Dataset extract
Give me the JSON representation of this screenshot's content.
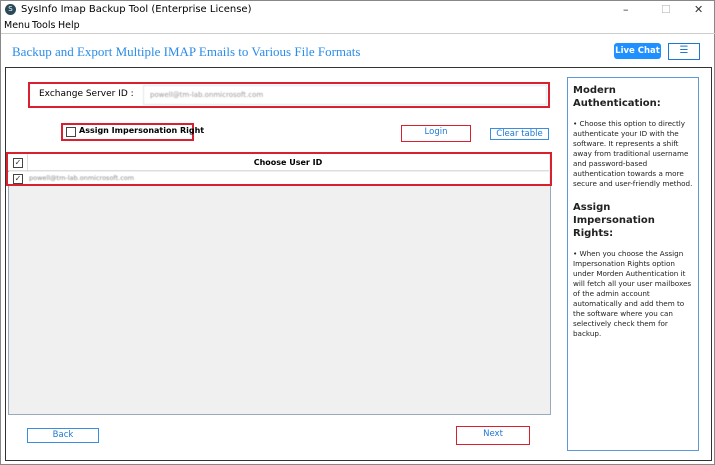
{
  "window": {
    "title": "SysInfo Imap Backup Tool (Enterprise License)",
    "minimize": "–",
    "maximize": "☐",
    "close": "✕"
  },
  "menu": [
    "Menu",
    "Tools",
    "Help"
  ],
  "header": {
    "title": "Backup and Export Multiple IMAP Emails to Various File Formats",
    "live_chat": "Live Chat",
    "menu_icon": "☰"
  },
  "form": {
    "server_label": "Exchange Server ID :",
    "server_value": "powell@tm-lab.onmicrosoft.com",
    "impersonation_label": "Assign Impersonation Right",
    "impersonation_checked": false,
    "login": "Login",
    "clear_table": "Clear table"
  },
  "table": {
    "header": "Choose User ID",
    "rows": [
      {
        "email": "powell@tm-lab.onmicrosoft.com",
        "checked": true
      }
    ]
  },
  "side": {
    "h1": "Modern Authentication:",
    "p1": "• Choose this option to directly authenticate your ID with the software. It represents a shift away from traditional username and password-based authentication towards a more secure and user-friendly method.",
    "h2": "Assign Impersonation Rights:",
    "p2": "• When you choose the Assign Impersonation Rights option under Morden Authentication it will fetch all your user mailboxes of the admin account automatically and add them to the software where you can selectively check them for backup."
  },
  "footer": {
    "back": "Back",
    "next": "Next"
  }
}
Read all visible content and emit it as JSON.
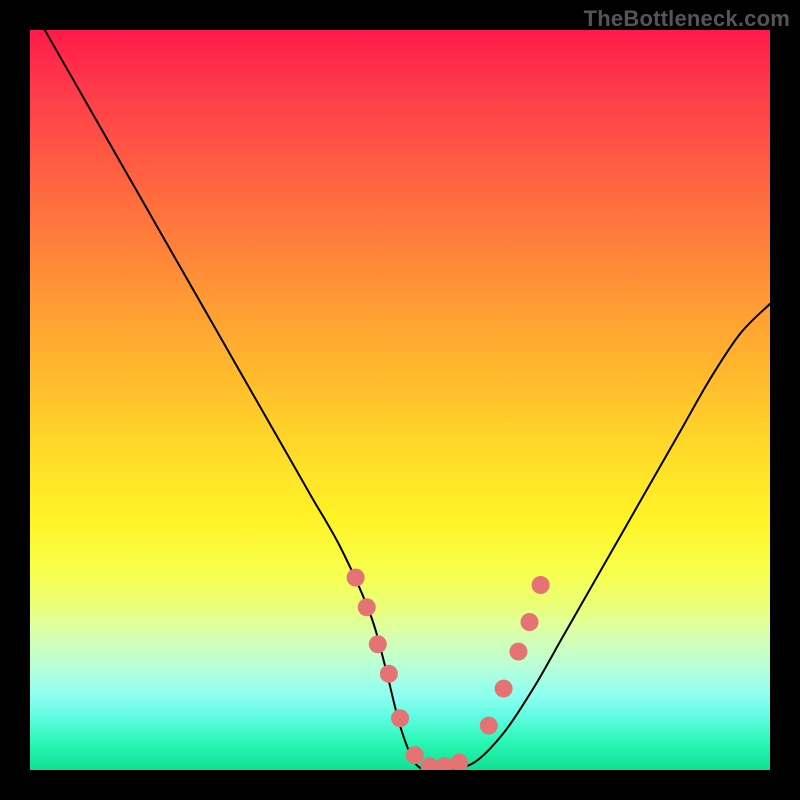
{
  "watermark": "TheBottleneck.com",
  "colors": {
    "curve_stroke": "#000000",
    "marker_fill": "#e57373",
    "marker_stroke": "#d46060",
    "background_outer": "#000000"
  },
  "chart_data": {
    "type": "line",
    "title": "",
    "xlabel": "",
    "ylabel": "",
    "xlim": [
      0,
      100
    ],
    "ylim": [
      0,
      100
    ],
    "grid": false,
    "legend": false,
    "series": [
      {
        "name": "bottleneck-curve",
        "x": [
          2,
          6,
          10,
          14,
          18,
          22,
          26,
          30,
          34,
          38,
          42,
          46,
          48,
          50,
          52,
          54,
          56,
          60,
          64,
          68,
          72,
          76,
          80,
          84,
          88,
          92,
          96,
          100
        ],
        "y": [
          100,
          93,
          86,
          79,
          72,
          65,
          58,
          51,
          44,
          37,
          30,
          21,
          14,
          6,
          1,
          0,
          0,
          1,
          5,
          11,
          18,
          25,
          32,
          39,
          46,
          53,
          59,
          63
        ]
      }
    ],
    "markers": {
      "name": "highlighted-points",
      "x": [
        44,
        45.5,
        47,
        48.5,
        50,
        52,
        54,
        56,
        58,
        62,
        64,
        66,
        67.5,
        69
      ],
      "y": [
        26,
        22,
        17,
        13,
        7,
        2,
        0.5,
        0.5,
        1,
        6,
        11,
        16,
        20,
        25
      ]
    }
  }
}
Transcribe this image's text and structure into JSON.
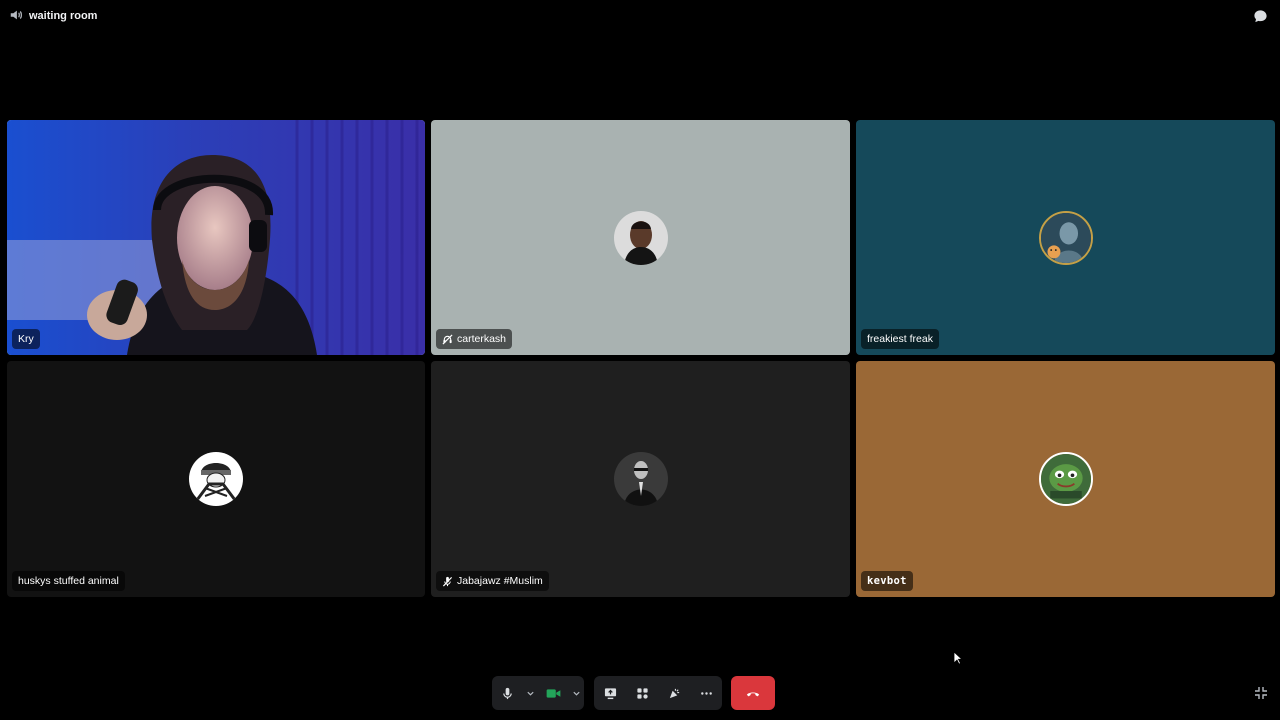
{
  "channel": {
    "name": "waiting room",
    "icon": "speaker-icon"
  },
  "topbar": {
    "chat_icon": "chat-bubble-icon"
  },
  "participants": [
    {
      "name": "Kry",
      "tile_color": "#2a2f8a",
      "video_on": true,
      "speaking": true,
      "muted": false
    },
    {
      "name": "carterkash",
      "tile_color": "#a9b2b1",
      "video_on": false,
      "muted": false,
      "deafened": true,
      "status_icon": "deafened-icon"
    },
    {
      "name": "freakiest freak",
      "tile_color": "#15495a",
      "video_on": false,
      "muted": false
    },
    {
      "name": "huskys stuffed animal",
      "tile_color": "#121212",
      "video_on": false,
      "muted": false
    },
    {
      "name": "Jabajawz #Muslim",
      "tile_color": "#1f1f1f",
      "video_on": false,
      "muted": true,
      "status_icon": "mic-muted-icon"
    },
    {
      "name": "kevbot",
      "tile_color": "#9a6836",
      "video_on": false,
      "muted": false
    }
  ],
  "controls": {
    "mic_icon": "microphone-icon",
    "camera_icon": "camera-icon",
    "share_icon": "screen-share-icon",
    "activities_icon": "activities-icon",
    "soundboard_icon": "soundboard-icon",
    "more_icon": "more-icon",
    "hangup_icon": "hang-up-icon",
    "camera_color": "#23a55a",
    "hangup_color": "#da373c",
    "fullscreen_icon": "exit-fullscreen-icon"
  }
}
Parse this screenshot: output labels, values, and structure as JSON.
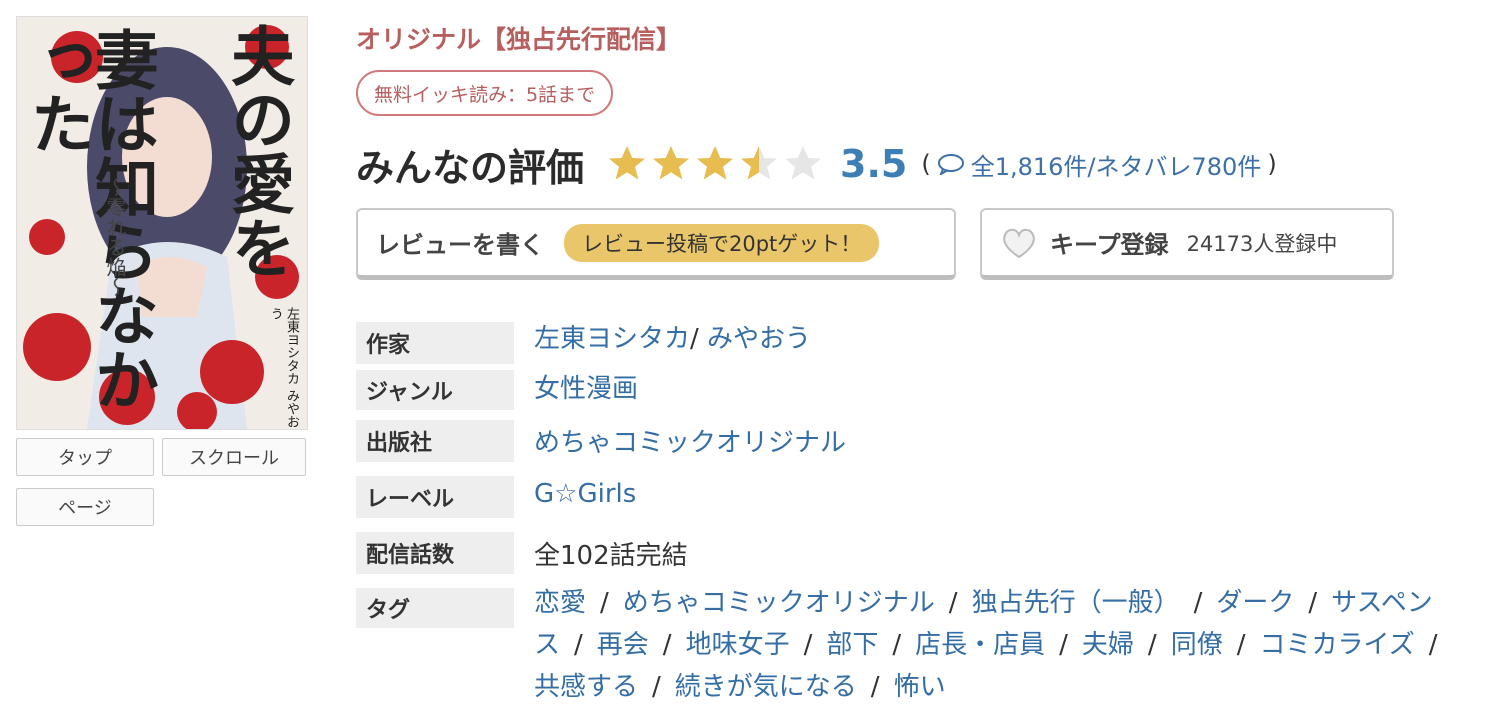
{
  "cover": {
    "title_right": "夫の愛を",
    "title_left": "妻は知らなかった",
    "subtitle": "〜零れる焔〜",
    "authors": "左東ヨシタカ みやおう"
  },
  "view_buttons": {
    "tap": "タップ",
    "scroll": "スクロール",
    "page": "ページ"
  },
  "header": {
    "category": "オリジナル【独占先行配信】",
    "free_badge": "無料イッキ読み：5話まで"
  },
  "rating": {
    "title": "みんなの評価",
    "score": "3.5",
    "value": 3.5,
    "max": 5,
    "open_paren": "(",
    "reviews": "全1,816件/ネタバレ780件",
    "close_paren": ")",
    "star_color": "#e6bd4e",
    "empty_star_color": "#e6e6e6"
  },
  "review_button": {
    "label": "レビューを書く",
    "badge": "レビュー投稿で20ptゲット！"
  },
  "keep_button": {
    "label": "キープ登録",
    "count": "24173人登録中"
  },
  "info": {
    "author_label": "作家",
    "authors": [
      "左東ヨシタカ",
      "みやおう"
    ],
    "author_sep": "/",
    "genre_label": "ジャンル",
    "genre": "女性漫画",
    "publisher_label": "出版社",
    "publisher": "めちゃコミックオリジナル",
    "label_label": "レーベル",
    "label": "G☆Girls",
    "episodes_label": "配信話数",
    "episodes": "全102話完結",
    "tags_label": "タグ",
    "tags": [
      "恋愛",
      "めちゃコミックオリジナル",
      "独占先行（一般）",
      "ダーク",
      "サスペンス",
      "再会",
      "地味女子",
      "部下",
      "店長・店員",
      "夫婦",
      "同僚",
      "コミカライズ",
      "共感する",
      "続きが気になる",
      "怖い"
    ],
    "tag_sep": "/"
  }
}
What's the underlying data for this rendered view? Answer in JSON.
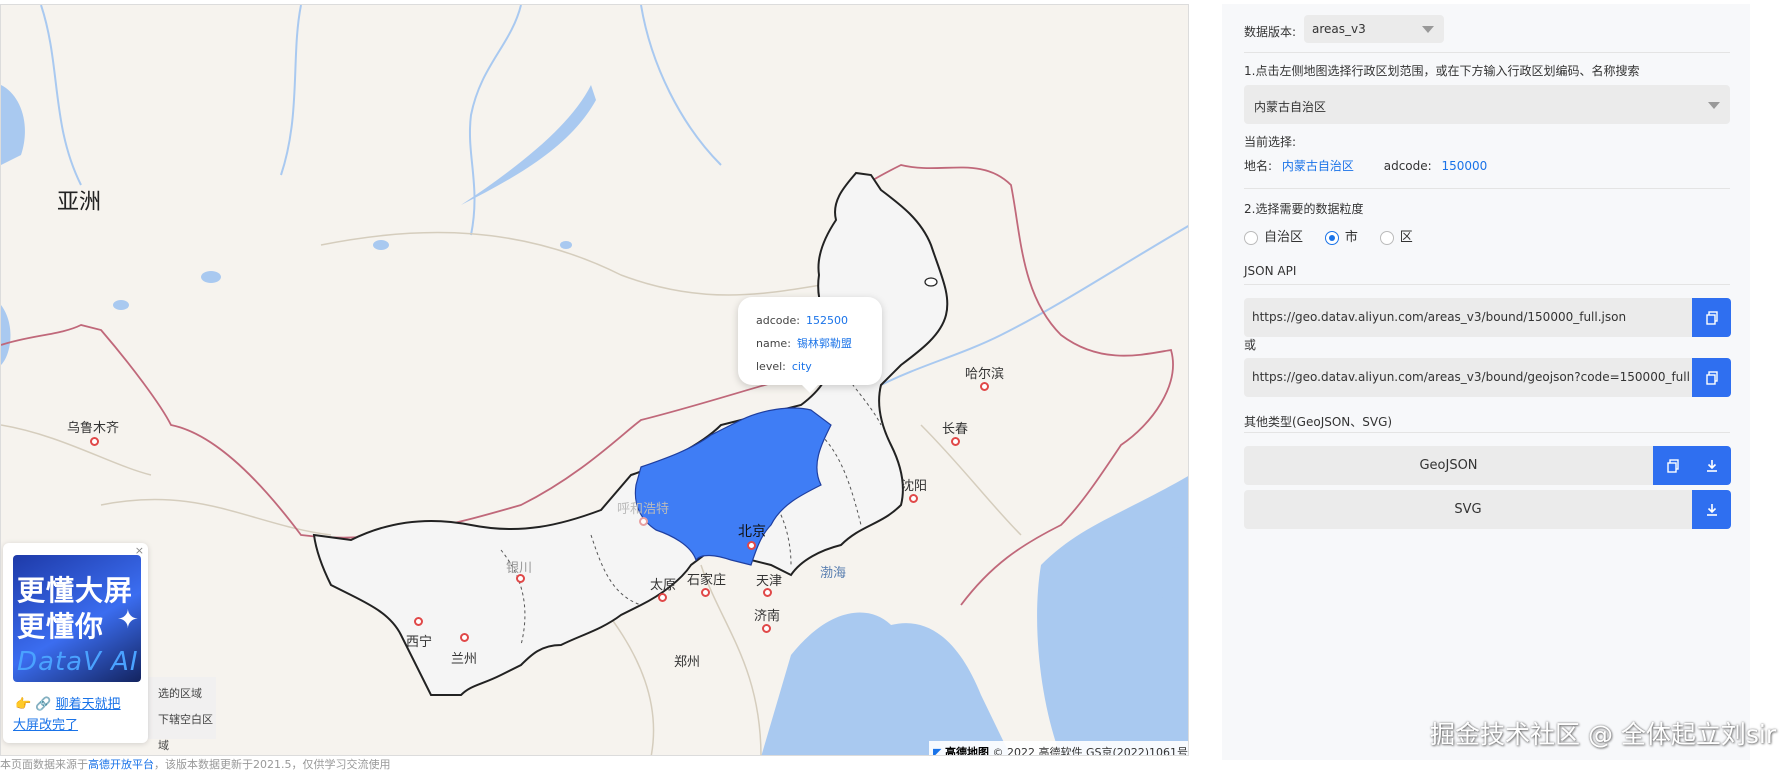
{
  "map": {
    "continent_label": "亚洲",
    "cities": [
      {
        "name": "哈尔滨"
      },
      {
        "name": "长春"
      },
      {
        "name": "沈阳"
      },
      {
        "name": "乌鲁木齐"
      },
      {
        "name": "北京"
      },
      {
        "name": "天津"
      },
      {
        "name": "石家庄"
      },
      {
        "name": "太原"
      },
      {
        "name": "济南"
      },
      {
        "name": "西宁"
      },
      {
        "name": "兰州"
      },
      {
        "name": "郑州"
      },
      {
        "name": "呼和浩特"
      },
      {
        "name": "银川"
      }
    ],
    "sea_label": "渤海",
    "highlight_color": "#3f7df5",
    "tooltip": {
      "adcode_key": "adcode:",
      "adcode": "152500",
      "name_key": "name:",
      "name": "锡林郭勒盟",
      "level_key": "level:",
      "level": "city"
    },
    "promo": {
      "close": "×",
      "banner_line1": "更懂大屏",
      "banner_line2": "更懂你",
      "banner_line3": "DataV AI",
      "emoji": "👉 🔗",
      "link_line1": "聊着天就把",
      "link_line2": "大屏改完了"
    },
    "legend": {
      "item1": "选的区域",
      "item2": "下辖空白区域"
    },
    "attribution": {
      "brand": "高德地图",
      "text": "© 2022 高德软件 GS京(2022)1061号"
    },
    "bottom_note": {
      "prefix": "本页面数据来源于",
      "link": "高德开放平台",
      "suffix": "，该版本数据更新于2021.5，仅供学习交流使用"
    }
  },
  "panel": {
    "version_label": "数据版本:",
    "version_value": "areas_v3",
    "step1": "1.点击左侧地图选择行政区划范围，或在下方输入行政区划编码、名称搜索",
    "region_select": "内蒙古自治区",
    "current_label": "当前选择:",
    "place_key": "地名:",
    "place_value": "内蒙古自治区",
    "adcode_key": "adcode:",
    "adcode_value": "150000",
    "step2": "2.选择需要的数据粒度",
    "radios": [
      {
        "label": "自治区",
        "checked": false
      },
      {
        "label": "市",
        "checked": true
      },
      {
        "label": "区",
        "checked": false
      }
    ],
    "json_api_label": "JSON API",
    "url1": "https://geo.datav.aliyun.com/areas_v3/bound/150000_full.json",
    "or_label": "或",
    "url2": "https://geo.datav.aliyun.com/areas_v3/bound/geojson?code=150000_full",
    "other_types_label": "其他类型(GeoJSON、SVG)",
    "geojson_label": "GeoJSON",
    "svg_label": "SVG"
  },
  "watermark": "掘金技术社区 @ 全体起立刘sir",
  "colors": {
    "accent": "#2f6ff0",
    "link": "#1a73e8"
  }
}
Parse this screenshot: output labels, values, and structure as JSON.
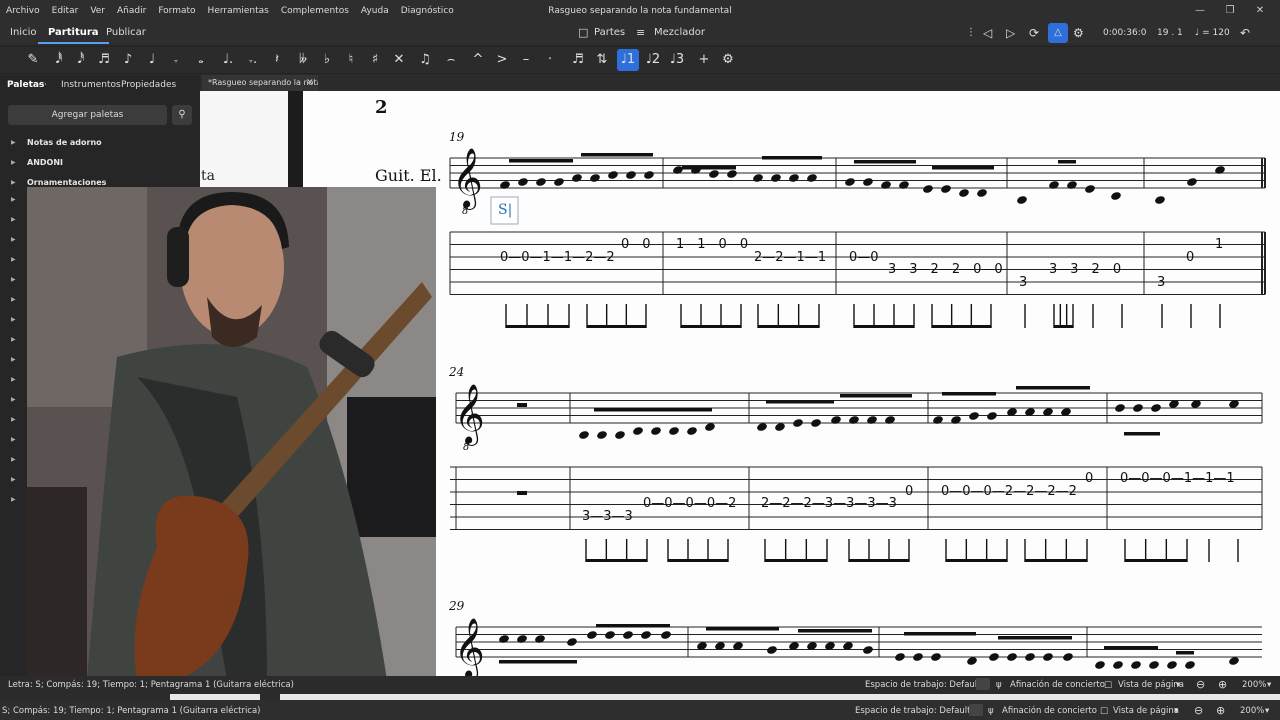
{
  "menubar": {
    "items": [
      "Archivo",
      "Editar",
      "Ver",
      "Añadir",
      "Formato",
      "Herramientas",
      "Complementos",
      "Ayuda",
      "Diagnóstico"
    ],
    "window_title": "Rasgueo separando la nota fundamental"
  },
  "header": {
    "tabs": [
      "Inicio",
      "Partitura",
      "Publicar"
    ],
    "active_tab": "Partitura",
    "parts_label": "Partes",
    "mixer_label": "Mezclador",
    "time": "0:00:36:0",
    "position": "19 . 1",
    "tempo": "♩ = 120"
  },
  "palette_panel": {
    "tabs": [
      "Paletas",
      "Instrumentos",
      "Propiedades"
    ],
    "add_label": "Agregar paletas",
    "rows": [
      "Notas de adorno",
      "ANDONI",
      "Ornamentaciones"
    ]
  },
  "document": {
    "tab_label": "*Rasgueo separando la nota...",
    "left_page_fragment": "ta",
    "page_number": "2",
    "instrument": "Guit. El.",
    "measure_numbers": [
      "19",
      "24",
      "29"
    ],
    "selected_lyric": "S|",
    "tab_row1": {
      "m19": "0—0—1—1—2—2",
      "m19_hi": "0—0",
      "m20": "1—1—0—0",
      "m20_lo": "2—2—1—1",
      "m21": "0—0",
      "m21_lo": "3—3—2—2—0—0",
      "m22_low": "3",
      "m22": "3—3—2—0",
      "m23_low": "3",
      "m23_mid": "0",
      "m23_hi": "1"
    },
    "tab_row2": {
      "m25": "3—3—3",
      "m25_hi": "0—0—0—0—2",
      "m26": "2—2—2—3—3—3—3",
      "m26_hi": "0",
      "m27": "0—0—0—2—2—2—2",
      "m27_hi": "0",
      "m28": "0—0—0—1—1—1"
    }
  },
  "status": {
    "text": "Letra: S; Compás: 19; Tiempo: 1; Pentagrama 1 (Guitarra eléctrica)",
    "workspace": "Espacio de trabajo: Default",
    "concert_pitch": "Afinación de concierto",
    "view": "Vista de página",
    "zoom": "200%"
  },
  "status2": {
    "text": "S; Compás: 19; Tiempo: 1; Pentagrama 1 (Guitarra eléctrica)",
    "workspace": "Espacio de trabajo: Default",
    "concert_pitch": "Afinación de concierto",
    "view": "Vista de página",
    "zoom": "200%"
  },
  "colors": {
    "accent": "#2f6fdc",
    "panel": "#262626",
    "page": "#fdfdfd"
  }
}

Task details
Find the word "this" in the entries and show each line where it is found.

Answer to the exercise
Give me the JSON representation of this screenshot's content.
    "p1": "• Choose this option to directly authenticate your ID with the software. It represents a shift away from traditional username and password-based authentication towards a more secure and user-friendly method.",
Transcribe this image's text and structure into JSON.
Parse this screenshot: output labels, values, and structure as JSON.
What's the underlying data for this rendered view? Answer in JSON.
Parse this screenshot: output labels, values, and structure as JSON.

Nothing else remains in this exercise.